Two of the largest successor groups are particularly prominent in this regard, the Urabeños (also referred to as the Usaga clan) and the Águilas Negras (Black Eagles). The former appears to have an ambiguous and multi-faceted relationship with the Establishment as such. It is hostile to the current government of President Juan Manuel Santos, which has managed to capture and prosecute many of the leaders of the group; in response, the Urabeños have killed many police officers, and in a recent show of strength imposed a 48 hour shutdown in the provinces where it has a substantial presence that paralysed all economic and administrative activity and transport in six provinces in the north of Colombia. However, at the same time it expressed willingness to negotiate its demobilization with the government on the basis that it has a unified command structure and a sufficient degree of permanent military activities and territorial control to be considered a belligerent political armed group in accordance with international laws and norms. The government of President Juan Manuel Santos has so far flatly refused to consider the possibility of negotiating with the group on such a basis or on any terms other than their unconditional surrender to the proper authorities.

Another complicating factor is that the shutdown imposed by the Urabeños in the north of Colombia coincided with anti-government rallies convened throughout the country by far right wing political parties and forces protesting against the negotiations the government is undertaking with the two remaining guerrilla groups (the FARC and the ELN); the protest was led by former president Álvaro Uribe, thought by many to have been a key supporter and beneficiary of the paramilitary groups prior to and during his time in office (from 2002 to 2010). Many social organizations and representatives in the areas in which the shutdown and the political protest overlapped have claimed that the Urabeños actively assisted the political protest, including through providing logistics and offering other incentives to participate, raising the possibility that beyond the confrontation with the government of the day there may still be significant collaboration with, or at least common interests and objectives shared by, other elements within the Establishment that remain dedicated to former president Uribe´s policy of all-out war against the guerrillas (complemented by simultaneous collaboration with the paramilitary groups and their successors).

The Urabeños have also been one of the most active of the successor groups in threatening and assassinating the same individuals, organizations and sectors of society that were targeted by the paramilitary groups, suggesting a significant degree of continuity in the paramilitary project albeit in a new guise and political context. One of the other groups that most suggests the continuity of the paramilitary project is the Águilas Negras (Black Eagles), which emerged shortly after the official demobilization process and within a few years had the capacity to issue death threats (and carry out such threats) against all of the sectors and groups previously targeted by the paramilitary groups throughout most of Colombia.

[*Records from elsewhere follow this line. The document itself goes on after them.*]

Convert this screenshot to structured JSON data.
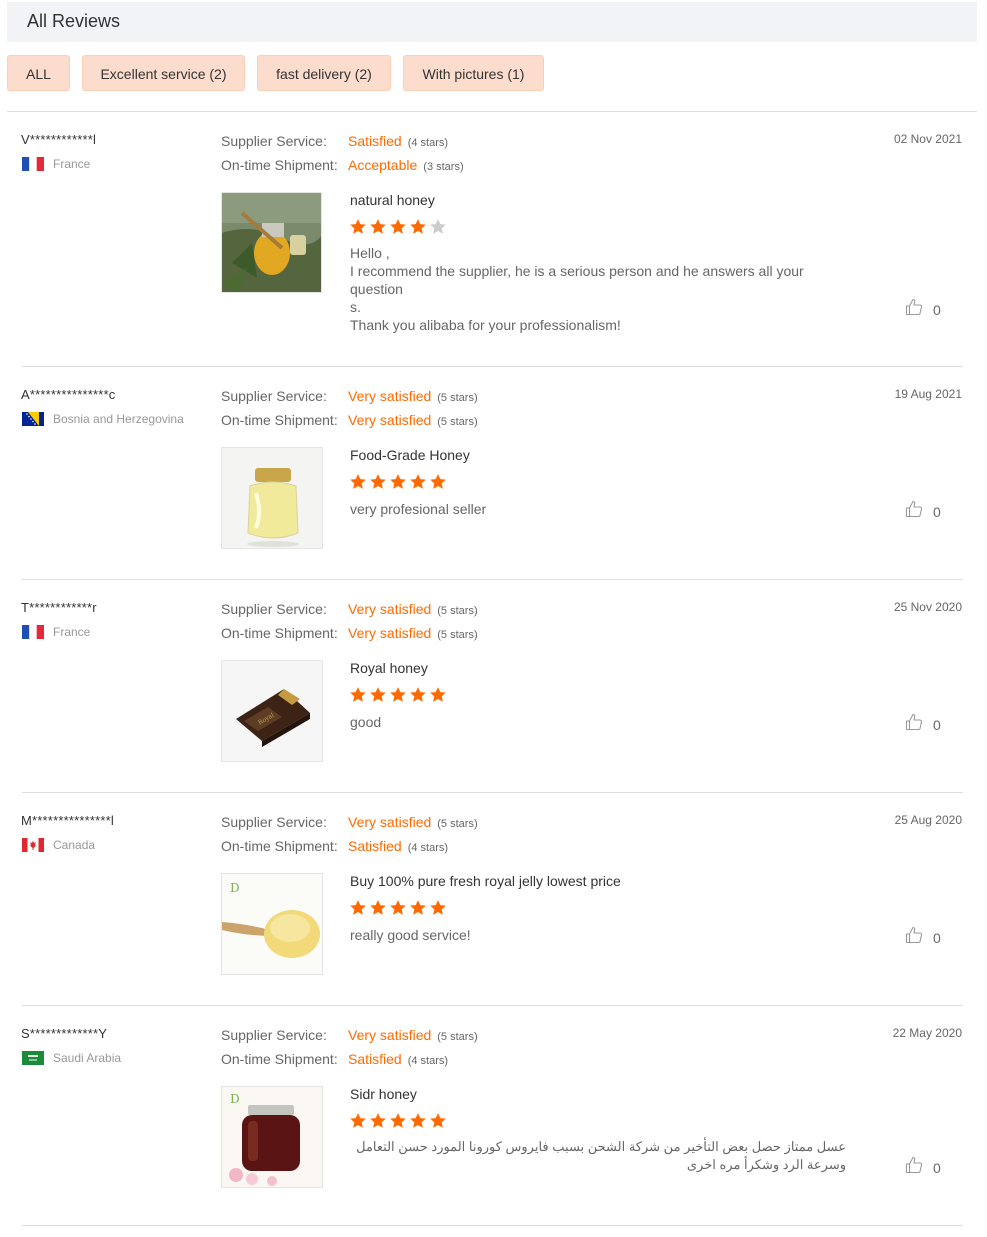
{
  "header": {
    "title": "All Reviews"
  },
  "filters": [
    {
      "label": "ALL"
    },
    {
      "label": "Excellent service (2)"
    },
    {
      "label": "fast delivery (2)"
    },
    {
      "label": "With pictures (1)"
    }
  ],
  "labels": {
    "supplier_service": "Supplier Service:",
    "ontime_shipment": "On-time Shipment:"
  },
  "colors": {
    "accent": "#ff6a00",
    "star_empty": "#cccccc",
    "filter_bg": "#fcdccc"
  },
  "reviews": [
    {
      "user": "V************l",
      "country": "France",
      "flag": "france",
      "date": "02 Nov 2021",
      "supplier_value": "Satisfied",
      "supplier_stars": "(4 stars)",
      "shipment_value": "Acceptable",
      "shipment_stars": "(3 stars)",
      "product": "natural honey",
      "rating": 4,
      "comment": "Hello ,\nI recommend the supplier, he is a serious person and he answers all your question\ns.\nThank you alibaba for your professionalism!",
      "likes": "0",
      "image": "honey-dipper-photo"
    },
    {
      "user": "A***************c",
      "country": "Bosnia and Herzegovina",
      "flag": "bosnia",
      "date": "19 Aug 2021",
      "supplier_value": "Very satisfied",
      "supplier_stars": "(5 stars)",
      "shipment_value": "Very satisfied",
      "shipment_stars": "(5 stars)",
      "product": "Food-Grade Honey",
      "rating": 5,
      "comment": "very profesional seller",
      "likes": "0",
      "image": "glass-honey-jar-photo"
    },
    {
      "user": "T************r",
      "country": "France",
      "flag": "france",
      "date": "25 Nov 2020",
      "supplier_value": "Very satisfied",
      "supplier_stars": "(5 stars)",
      "shipment_value": "Very satisfied",
      "shipment_stars": "(5 stars)",
      "product": "Royal honey",
      "rating": 5,
      "comment": "good",
      "likes": "0",
      "image": "royal-honey-box-photo"
    },
    {
      "user": "M***************l",
      "country": "Canada",
      "flag": "canada",
      "date": "25 Aug 2020",
      "supplier_value": "Very satisfied",
      "supplier_stars": "(5 stars)",
      "shipment_value": "Satisfied",
      "shipment_stars": "(4 stars)",
      "product": "Buy 100% pure fresh royal jelly lowest price",
      "rating": 5,
      "comment": "really good service!",
      "likes": "0",
      "image": "royal-jelly-spoon-photo"
    },
    {
      "user": "S*************Y",
      "country": "Saudi Arabia",
      "flag": "saudi",
      "date": "22 May 2020",
      "supplier_value": "Very satisfied",
      "supplier_stars": "(5 stars)",
      "shipment_value": "Satisfied",
      "shipment_stars": "(4 stars)",
      "product": "Sidr honey",
      "rating": 5,
      "comment": "عسل ممتاز حصل بعض التأخير  من شركة الشحن بسبب فايروس كورونا المورد حسن التعامل وسرعة الرد  وشكرأ مره اخرى",
      "likes": "0",
      "image": "sidr-honey-jar-photo"
    }
  ]
}
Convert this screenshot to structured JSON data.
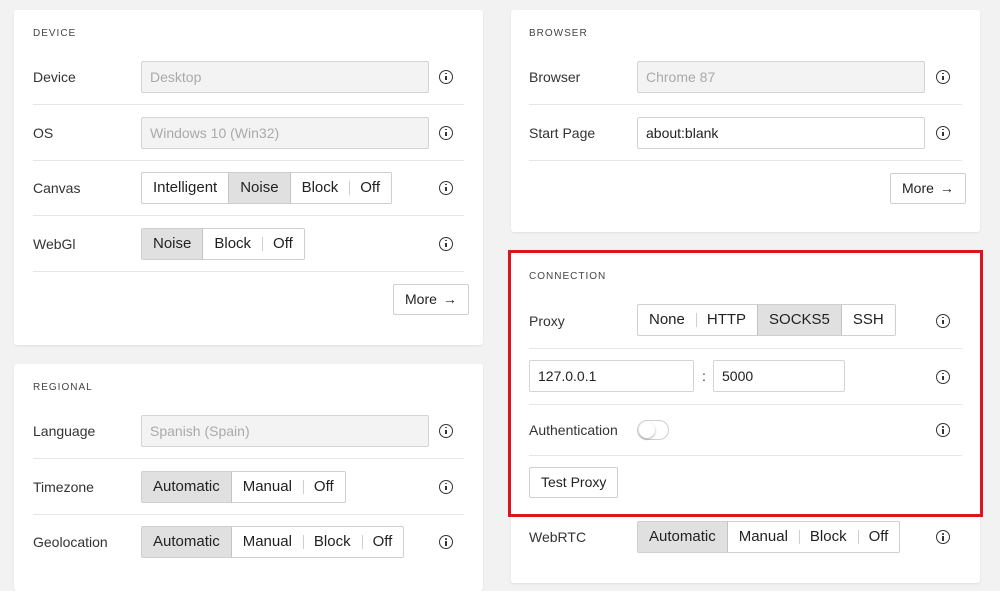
{
  "device": {
    "section_title": "DEVICE",
    "device": {
      "label": "Device",
      "value": "Desktop"
    },
    "os": {
      "label": "OS",
      "value": "Windows 10 (Win32)"
    },
    "canvas": {
      "label": "Canvas",
      "options": [
        "Intelligent",
        "Noise",
        "Block",
        "Off"
      ],
      "selected": "Noise"
    },
    "webgl": {
      "label": "WebGl",
      "options": [
        "Noise",
        "Block",
        "Off"
      ],
      "selected": "Noise"
    },
    "more_label": "More"
  },
  "regional": {
    "section_title": "REGIONAL",
    "language": {
      "label": "Language",
      "value": "Spanish (Spain)"
    },
    "timezone": {
      "label": "Timezone",
      "options": [
        "Automatic",
        "Manual",
        "Off"
      ],
      "selected": "Automatic"
    },
    "geolocation": {
      "label": "Geolocation",
      "options": [
        "Automatic",
        "Manual",
        "Block",
        "Off"
      ],
      "selected": "Automatic"
    }
  },
  "browser": {
    "section_title": "BROWSER",
    "browser": {
      "label": "Browser",
      "value": "Chrome 87"
    },
    "start_page": {
      "label": "Start Page",
      "value": "about:blank"
    },
    "more_label": "More"
  },
  "connection": {
    "section_title": "CONNECTION",
    "proxy": {
      "label": "Proxy",
      "options": [
        "None",
        "HTTP",
        "SOCKS5",
        "SSH"
      ],
      "selected": "SOCKS5"
    },
    "host": "127.0.0.1",
    "separator": ":",
    "port": "5000",
    "authentication": {
      "label": "Authentication",
      "enabled": false
    },
    "test_proxy_label": "Test Proxy",
    "webrtc": {
      "label": "WebRTC",
      "options": [
        "Automatic",
        "Manual",
        "Block",
        "Off"
      ],
      "selected": "Automatic"
    }
  },
  "colors": {
    "highlight": "#d9161c",
    "active_segment": "#e0e0e0"
  }
}
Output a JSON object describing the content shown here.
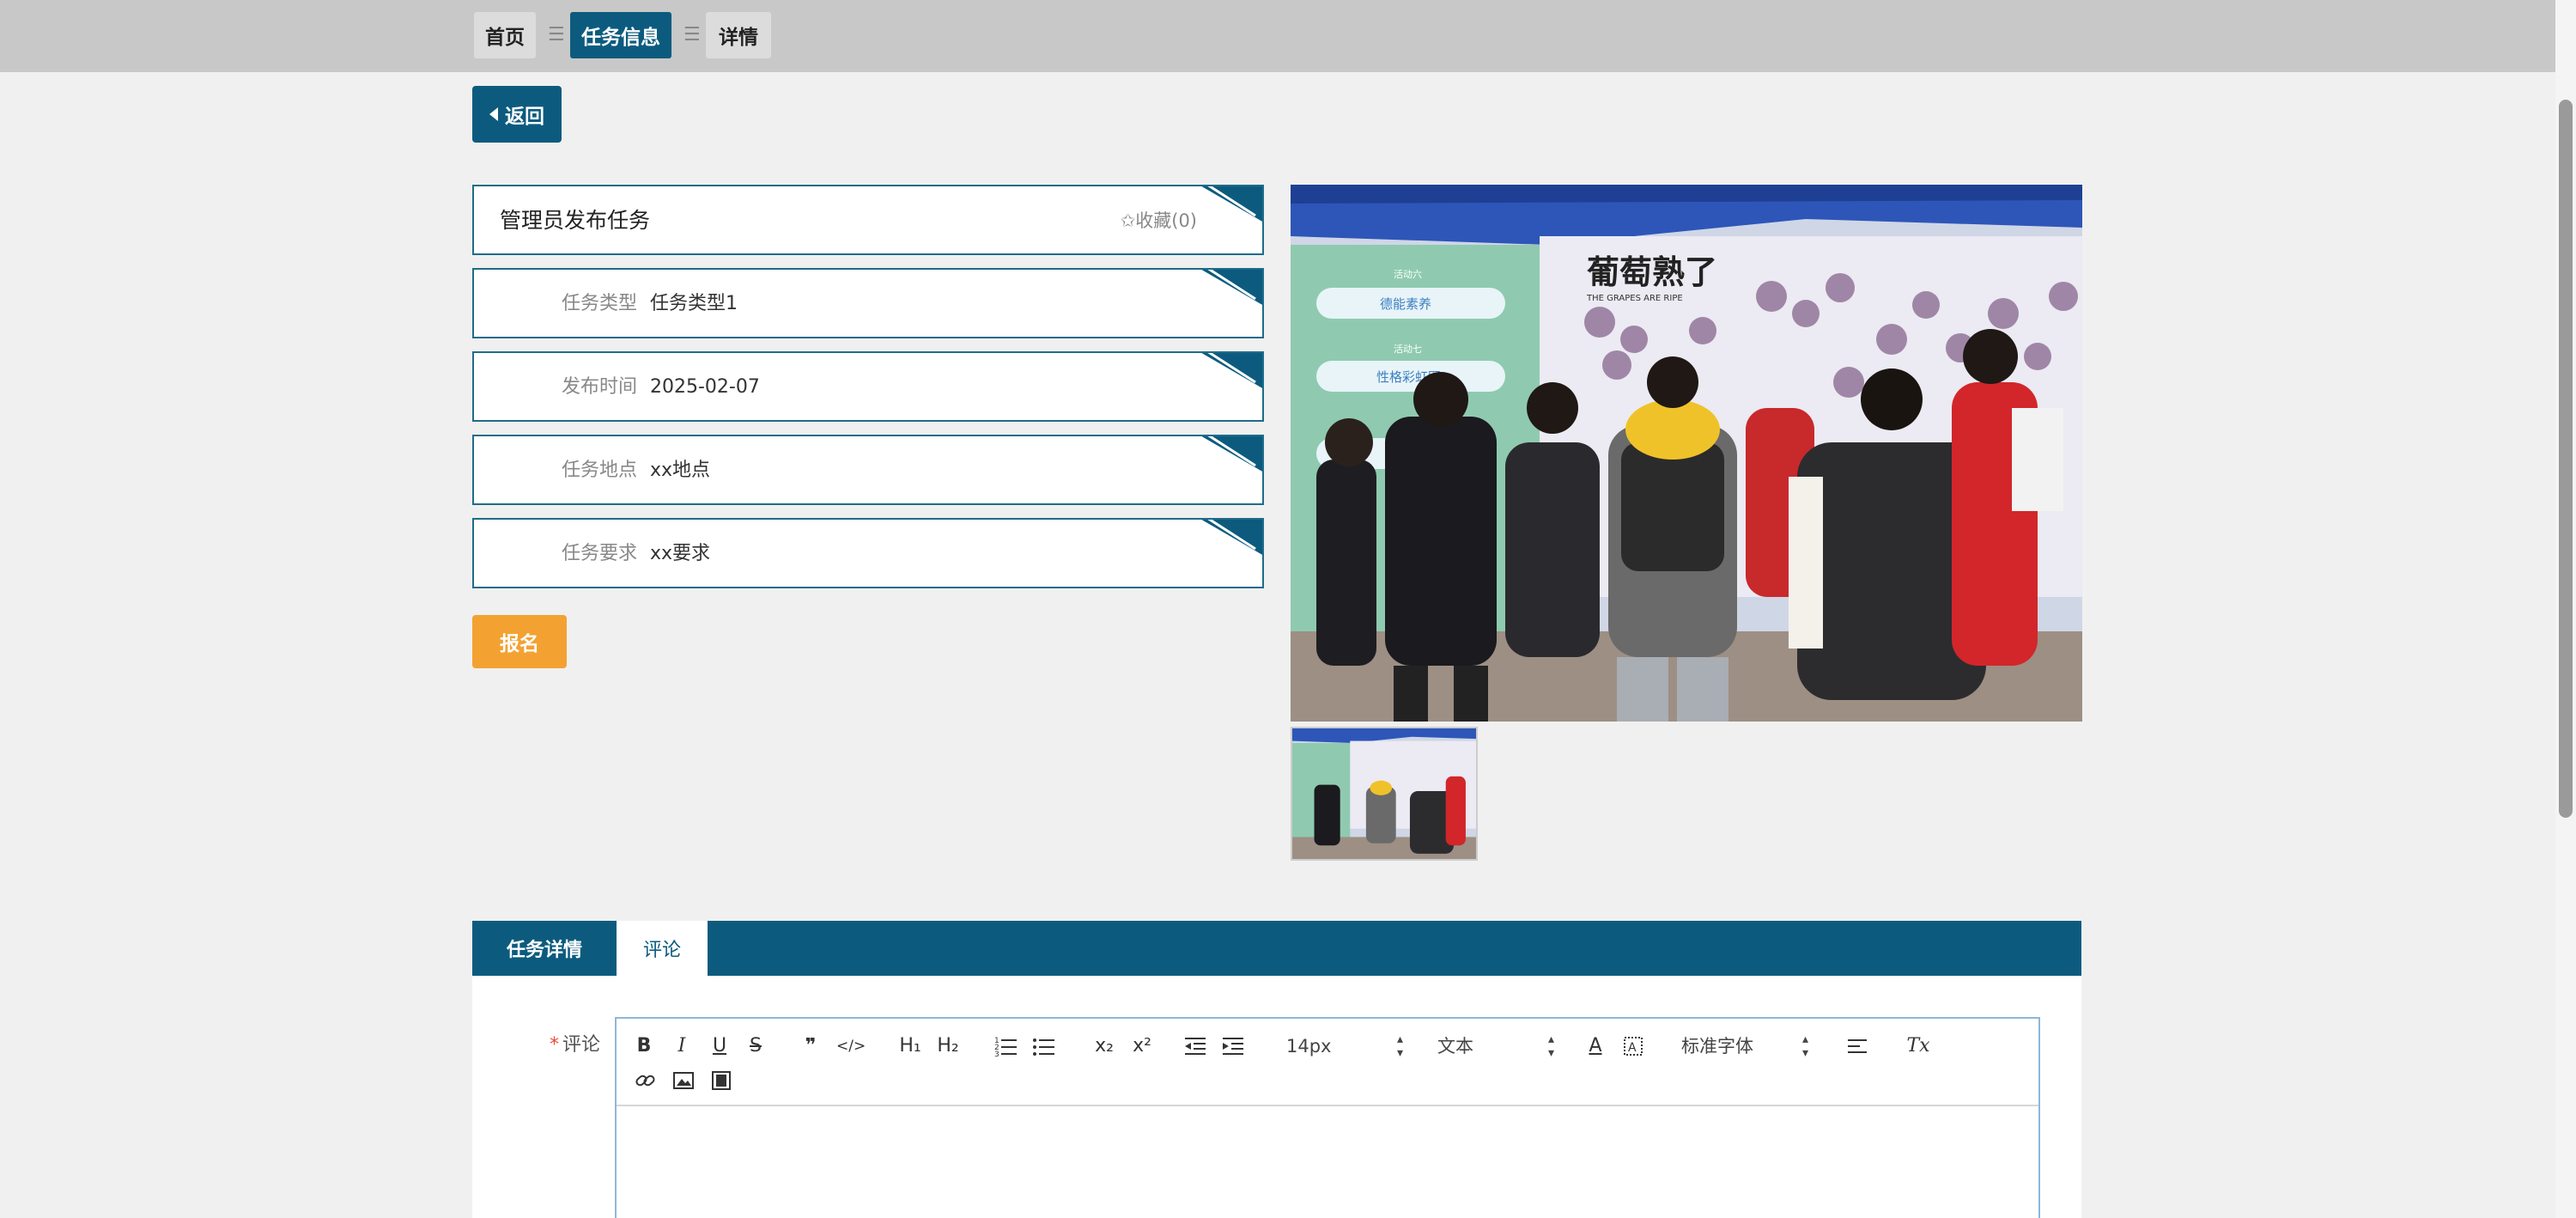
{
  "breadcrumb": {
    "home": "首页",
    "separator": "☰",
    "task_info": "任务信息",
    "detail": "详情"
  },
  "back_button": {
    "label": "返回"
  },
  "task": {
    "title": "管理员发布任务",
    "favorite": "✩收藏(0)",
    "fields": [
      {
        "label": "任务类型",
        "value": "任务类型1"
      },
      {
        "label": "发布时间",
        "value": "2025-02-07"
      },
      {
        "label": "任务地点",
        "value": "xx地点"
      },
      {
        "label": "任务要求",
        "value": "xx要求"
      }
    ]
  },
  "signup_button": {
    "label": "报名"
  },
  "photo": {
    "banner_text": "葡萄熟了",
    "banner_sub": "THE GRAPES ARE RIPE",
    "sign1_small": "活动六",
    "sign1": "德能素养",
    "sign2_small": "活动七",
    "sign2": "性格彩虹图"
  },
  "tabs": {
    "detail": "任务详情",
    "comment": "评论"
  },
  "comment": {
    "label": "评论",
    "required_mark": "*"
  },
  "editor": {
    "font_size": "14px",
    "text_type": "文本",
    "font_family": "标准字体",
    "buttons": {
      "bold": "B",
      "italic": "I",
      "underline": "U",
      "strike": "S",
      "quote": "❞",
      "code": "</>",
      "h1": "H₁",
      "h2": "H₂",
      "sub": "x₂",
      "sup": "x²",
      "color": "A",
      "clear": "Tx"
    }
  },
  "colors": {
    "primary": "#0c5b7e",
    "accent": "#f3a232",
    "border": "#1f6c89"
  }
}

Nonetheless, the leadership, organizational structure and size of the group remains largely unknown, to the extent that many question whether it really exists as an integrated organization or loose alliance of organizations or is a nom de guerre used by a large number of crime gangs to instil fear and terror, is a generic term used by the press and the government to refer to unidentified successor groups of the paramilitary groups and other crime gangs, and/ or whether it may be used to cover the existence of some other apparatus of State terror to disguise the identity of those responsible for the ongoing systematic assassination of individuals, organizations and sectors of Colombian society targeted by the Establishment for elimination (pursuant to the doctrine of National Security of the 1970s and 1980s mentioned in the articles below by Alvaro Villarraga Sarmiento and Jose Honorio Martinez, which it turn had its antecedents in the counterinsurgency strategy of the 1960s espoused by US military advisors as discussed in the article by Jose Honorio Martinez).

Published in: SouthFront